--- START ---
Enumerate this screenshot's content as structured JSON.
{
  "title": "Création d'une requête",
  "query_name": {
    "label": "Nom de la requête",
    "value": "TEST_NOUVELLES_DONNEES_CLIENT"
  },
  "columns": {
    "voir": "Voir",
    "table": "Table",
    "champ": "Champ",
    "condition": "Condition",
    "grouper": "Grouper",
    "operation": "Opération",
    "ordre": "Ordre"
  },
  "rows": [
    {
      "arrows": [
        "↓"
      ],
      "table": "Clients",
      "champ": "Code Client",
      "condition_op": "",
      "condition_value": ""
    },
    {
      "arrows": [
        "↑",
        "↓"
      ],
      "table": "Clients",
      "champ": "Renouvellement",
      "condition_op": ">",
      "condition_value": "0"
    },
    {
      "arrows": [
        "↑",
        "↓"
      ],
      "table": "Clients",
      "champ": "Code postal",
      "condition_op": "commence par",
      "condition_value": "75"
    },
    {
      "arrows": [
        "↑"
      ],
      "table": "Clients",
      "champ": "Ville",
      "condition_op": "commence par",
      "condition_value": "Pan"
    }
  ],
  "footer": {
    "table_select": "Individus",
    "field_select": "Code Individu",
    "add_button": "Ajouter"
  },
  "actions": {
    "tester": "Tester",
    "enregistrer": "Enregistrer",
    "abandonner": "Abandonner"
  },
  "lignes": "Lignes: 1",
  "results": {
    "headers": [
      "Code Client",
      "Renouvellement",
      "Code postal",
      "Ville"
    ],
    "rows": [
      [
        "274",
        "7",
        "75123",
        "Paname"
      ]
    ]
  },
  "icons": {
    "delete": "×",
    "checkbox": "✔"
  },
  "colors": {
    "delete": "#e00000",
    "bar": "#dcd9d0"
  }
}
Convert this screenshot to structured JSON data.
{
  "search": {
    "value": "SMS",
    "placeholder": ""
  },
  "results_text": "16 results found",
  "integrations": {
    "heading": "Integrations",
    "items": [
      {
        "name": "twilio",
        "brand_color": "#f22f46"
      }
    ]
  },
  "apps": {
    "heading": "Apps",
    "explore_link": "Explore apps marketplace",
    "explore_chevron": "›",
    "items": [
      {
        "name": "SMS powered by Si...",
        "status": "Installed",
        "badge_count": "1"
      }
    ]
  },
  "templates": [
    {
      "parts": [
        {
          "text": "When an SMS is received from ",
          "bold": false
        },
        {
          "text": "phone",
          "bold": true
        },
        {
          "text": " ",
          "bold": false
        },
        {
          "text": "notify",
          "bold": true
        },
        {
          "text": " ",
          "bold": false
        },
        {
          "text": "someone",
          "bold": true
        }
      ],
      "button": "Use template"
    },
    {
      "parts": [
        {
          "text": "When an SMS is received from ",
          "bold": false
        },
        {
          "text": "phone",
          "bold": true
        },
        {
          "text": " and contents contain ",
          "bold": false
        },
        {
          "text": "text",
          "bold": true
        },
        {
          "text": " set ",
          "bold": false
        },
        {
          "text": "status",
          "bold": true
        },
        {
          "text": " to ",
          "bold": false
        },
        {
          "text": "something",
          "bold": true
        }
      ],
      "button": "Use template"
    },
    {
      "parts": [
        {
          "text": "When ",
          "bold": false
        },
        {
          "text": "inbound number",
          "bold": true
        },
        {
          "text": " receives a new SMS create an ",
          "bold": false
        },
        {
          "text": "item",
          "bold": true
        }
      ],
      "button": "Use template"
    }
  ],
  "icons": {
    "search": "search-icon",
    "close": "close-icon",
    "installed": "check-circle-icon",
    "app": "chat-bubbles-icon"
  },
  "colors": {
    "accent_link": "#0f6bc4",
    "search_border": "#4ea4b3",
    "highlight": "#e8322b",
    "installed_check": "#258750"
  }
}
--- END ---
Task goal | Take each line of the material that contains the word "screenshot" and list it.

Task solution |
Enumerate this screenshot's content as structured JSON.
Convert this screenshot to structured JSON data.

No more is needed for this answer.